• Stored data
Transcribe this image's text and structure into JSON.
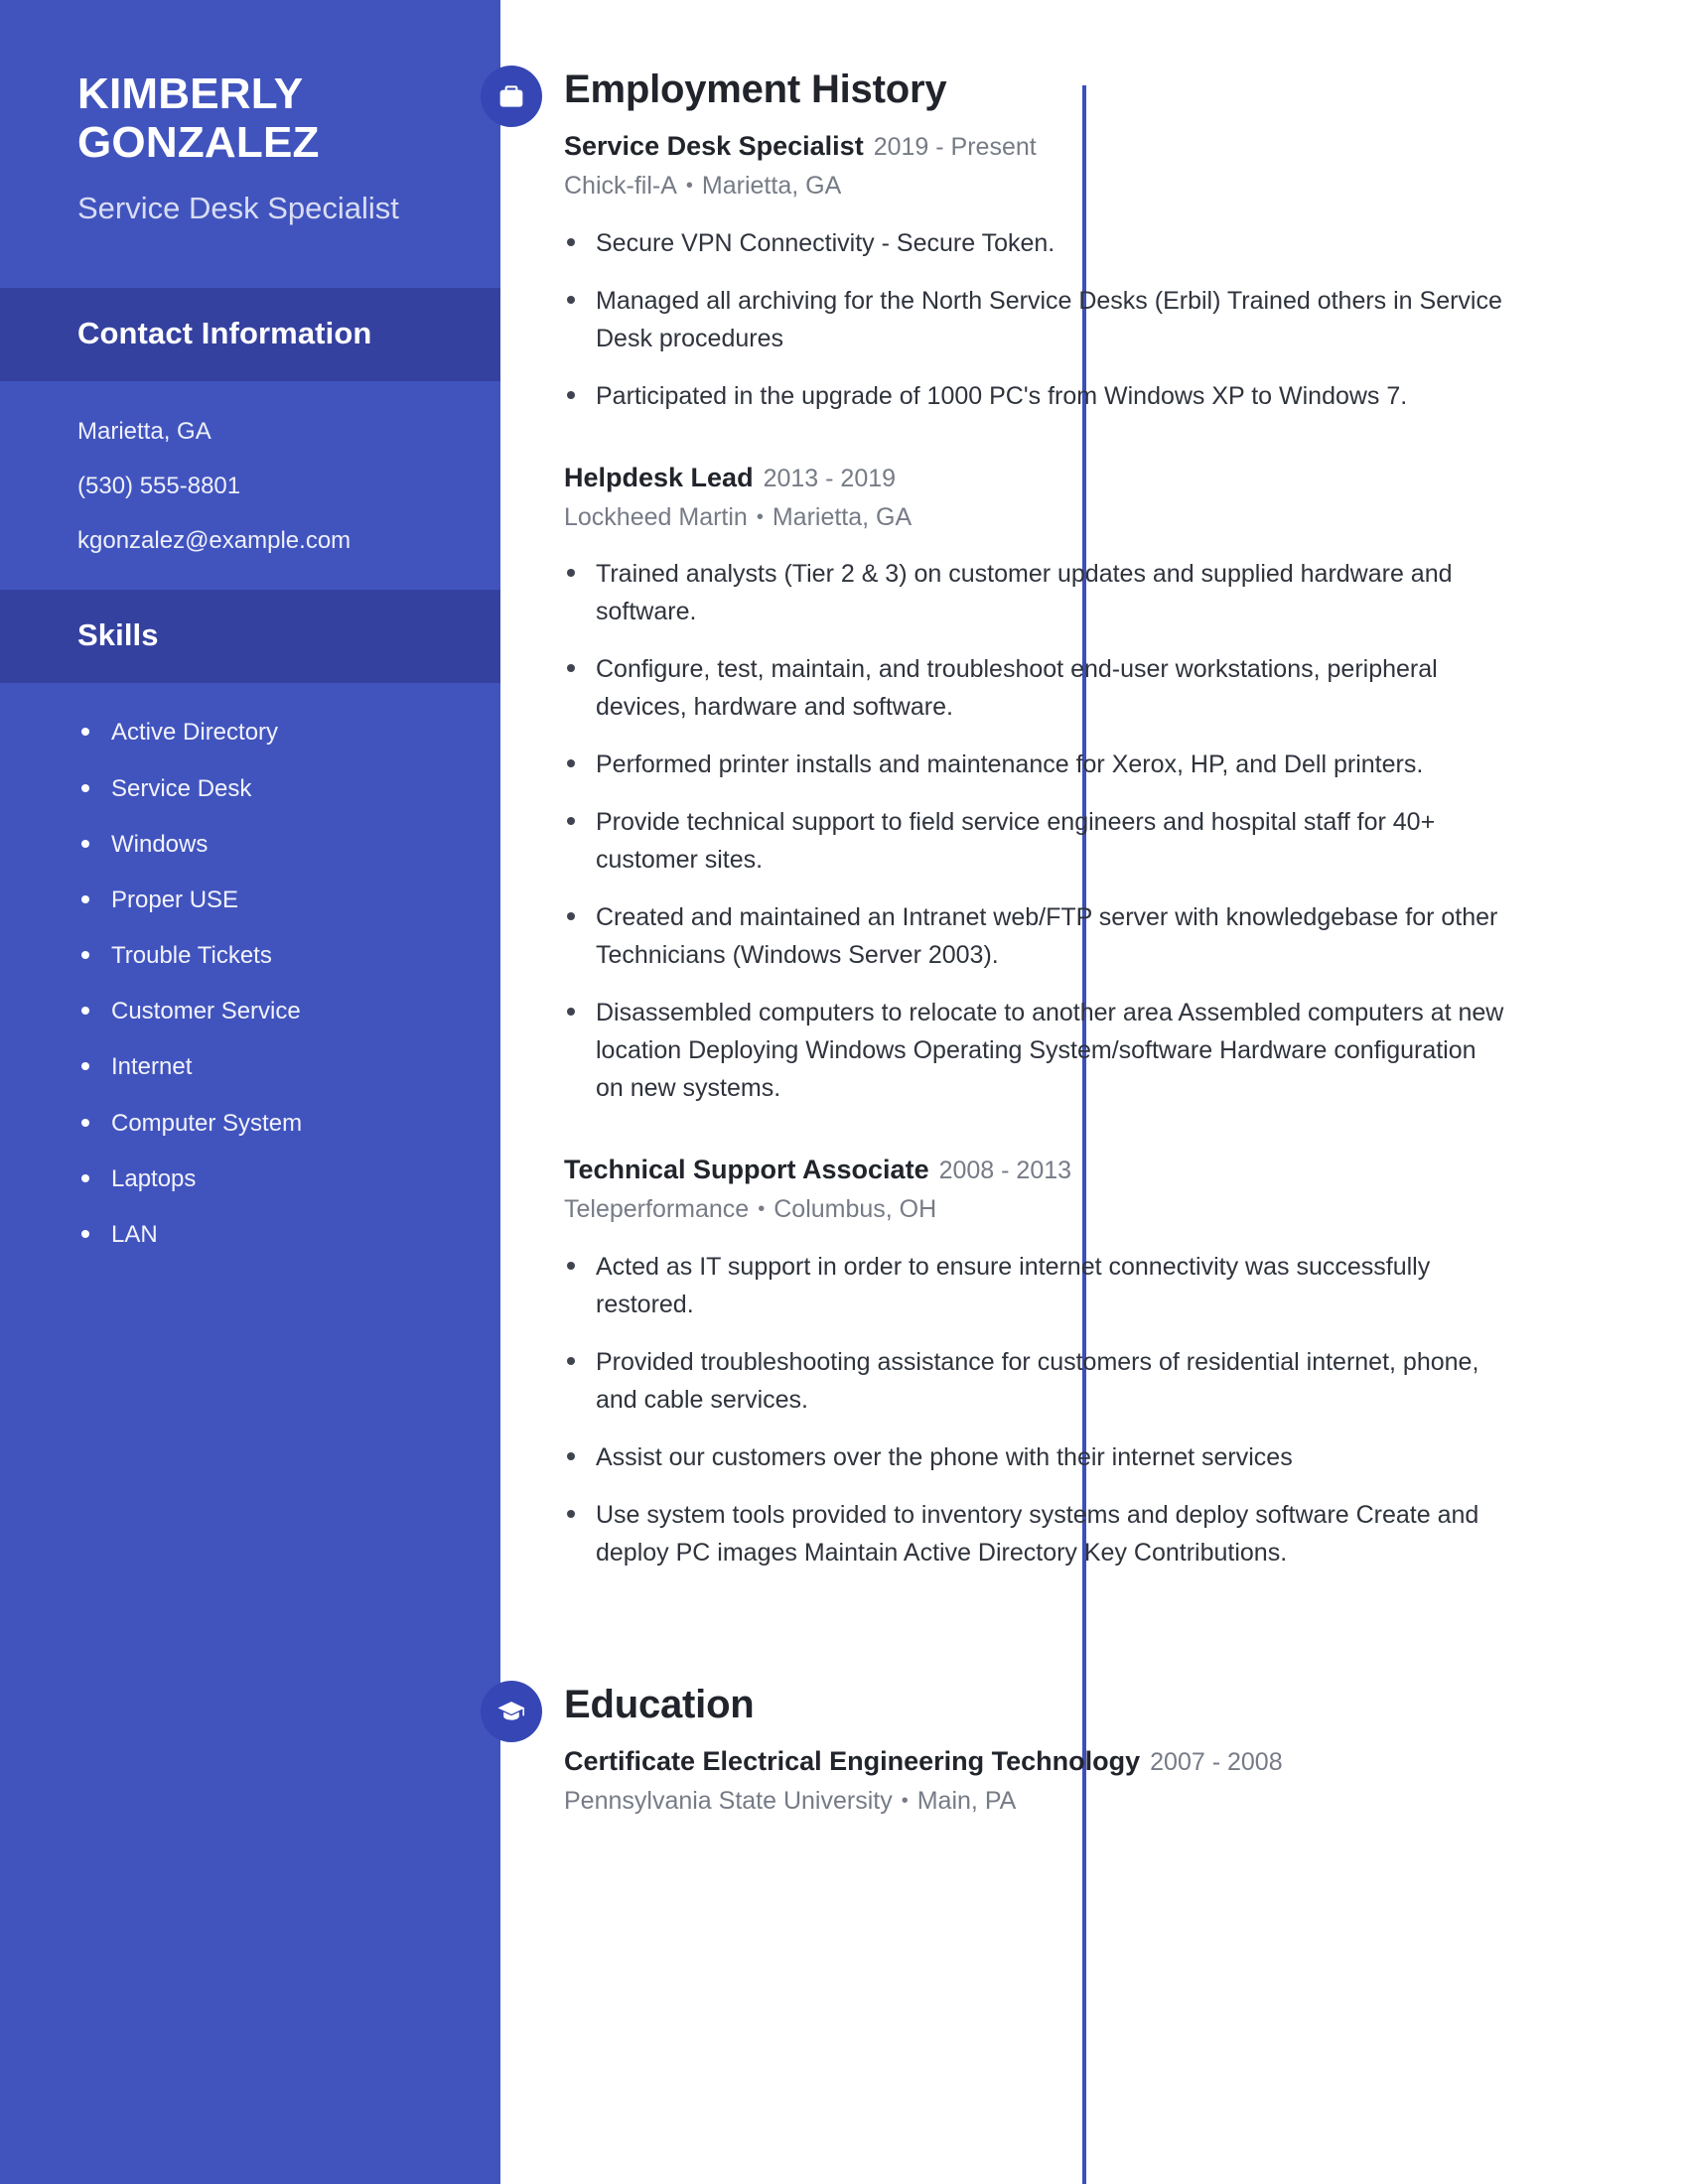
{
  "theme": {
    "sidebar_bg": "#4154be",
    "sidebar_head_bg": "#35419f",
    "accent": "#3647b5",
    "timeline": "#3d4fbb",
    "text_dark": "#21242b",
    "text_muted": "#767b86"
  },
  "sidebar": {
    "name": "KIMBERLY GONZALEZ",
    "job_title": "Service Desk Specialist",
    "contact_heading": "Contact Information",
    "contact": [
      "Marietta, GA",
      "(530) 555-8801",
      "kgonzalez@example.com"
    ],
    "skills_heading": "Skills",
    "skills": [
      "Active Directory",
      "Service Desk",
      "Windows",
      "Proper USE",
      "Trouble Tickets",
      "Customer Service",
      "Internet",
      "Computer System",
      "Laptops",
      "LAN"
    ]
  },
  "employment": {
    "heading": "Employment History",
    "icon": "briefcase-icon",
    "jobs": [
      {
        "role": "Service Desk Specialist",
        "dates": "2019 - Present",
        "company": "Chick-fil-A",
        "location": "Marietta, GA",
        "bullets": [
          "Secure VPN Connectivity - Secure Token.",
          "Managed all archiving for the North Service Desks (Erbil) Trained others in Service Desk procedures",
          "Participated in the upgrade of 1000 PC's from Windows XP to Windows 7."
        ]
      },
      {
        "role": "Helpdesk Lead",
        "dates": "2013 - 2019",
        "company": "Lockheed Martin",
        "location": "Marietta, GA",
        "bullets": [
          "Trained analysts (Tier 2 & 3) on customer updates and supplied hardware and software.",
          "Configure, test, maintain, and troubleshoot end-user workstations, peripheral devices, hardware and software.",
          "Performed printer installs and maintenance for Xerox, HP, and Dell printers.",
          "Provide technical support to field service engineers and hospital staff for 40+ customer sites.",
          "Created and maintained an Intranet web/FTP server with knowledgebase for other Technicians (Windows Server 2003).",
          "Disassembled computers to relocate to another area Assembled computers at new location Deploying Windows Operating System/software Hardware configuration on new systems."
        ]
      },
      {
        "role": "Technical Support Associate",
        "dates": "2008 - 2013",
        "company": "Teleperformance",
        "location": "Columbus, OH",
        "bullets": [
          "Acted as IT support in order to ensure internet connectivity was successfully restored.",
          "Provided troubleshooting assistance for customers of residential internet, phone, and cable services.",
          "Assist our customers over the phone with their internet services",
          "Use system tools provided to inventory systems and deploy software Create and deploy PC images Maintain Active Directory Key Contributions."
        ]
      }
    ]
  },
  "education": {
    "heading": "Education",
    "icon": "graduation-cap-icon",
    "entries": [
      {
        "degree": "Certificate Electrical Engineering Technology",
        "dates": "2007 - 2008",
        "school": "Pennsylvania State University",
        "location": "Main, PA"
      }
    ]
  },
  "separator": "•"
}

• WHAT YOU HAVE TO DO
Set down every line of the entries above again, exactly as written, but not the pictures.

• YOUR SOLUTION
Transcribe this image's text and structure into JSON.
{
  "theme": {
    "sidebar_bg": "#4154be",
    "sidebar_head_bg": "#35419f",
    "accent": "#3647b5",
    "timeline": "#3d4fbb",
    "text_dark": "#21242b",
    "text_muted": "#767b86"
  },
  "sidebar": {
    "name": "KIMBERLY GONZALEZ",
    "job_title": "Service Desk Specialist",
    "contact_heading": "Contact Information",
    "contact": [
      "Marietta, GA",
      "(530) 555-8801",
      "kgonzalez@example.com"
    ],
    "skills_heading": "Skills",
    "skills": [
      "Active Directory",
      "Service Desk",
      "Windows",
      "Proper USE",
      "Trouble Tickets",
      "Customer Service",
      "Internet",
      "Computer System",
      "Laptops",
      "LAN"
    ]
  },
  "employment": {
    "heading": "Employment History",
    "icon": "briefcase-icon",
    "jobs": [
      {
        "role": "Service Desk Specialist",
        "dates": "2019 - Present",
        "company": "Chick-fil-A",
        "location": "Marietta, GA",
        "bullets": [
          "Secure VPN Connectivity - Secure Token.",
          "Managed all archiving for the North Service Desks (Erbil) Trained others in Service Desk procedures",
          "Participated in the upgrade of 1000 PC's from Windows XP to Windows 7."
        ]
      },
      {
        "role": "Helpdesk Lead",
        "dates": "2013 - 2019",
        "company": "Lockheed Martin",
        "location": "Marietta, GA",
        "bullets": [
          "Trained analysts (Tier 2 & 3) on customer updates and supplied hardware and software.",
          "Configure, test, maintain, and troubleshoot end-user workstations, peripheral devices, hardware and software.",
          "Performed printer installs and maintenance for Xerox, HP, and Dell printers.",
          "Provide technical support to field service engineers and hospital staff for 40+ customer sites.",
          "Created and maintained an Intranet web/FTP server with knowledgebase for other Technicians (Windows Server 2003).",
          "Disassembled computers to relocate to another area Assembled computers at new location Deploying Windows Operating System/software Hardware configuration on new systems."
        ]
      },
      {
        "role": "Technical Support Associate",
        "dates": "2008 - 2013",
        "company": "Teleperformance",
        "location": "Columbus, OH",
        "bullets": [
          "Acted as IT support in order to ensure internet connectivity was successfully restored.",
          "Provided troubleshooting assistance for customers of residential internet, phone, and cable services.",
          "Assist our customers over the phone with their internet services",
          "Use system tools provided to inventory systems and deploy software Create and deploy PC images Maintain Active Directory Key Contributions."
        ]
      }
    ]
  },
  "education": {
    "heading": "Education",
    "icon": "graduation-cap-icon",
    "entries": [
      {
        "degree": "Certificate Electrical Engineering Technology",
        "dates": "2007 - 2008",
        "school": "Pennsylvania State University",
        "location": "Main, PA"
      }
    ]
  },
  "separator": "•"
}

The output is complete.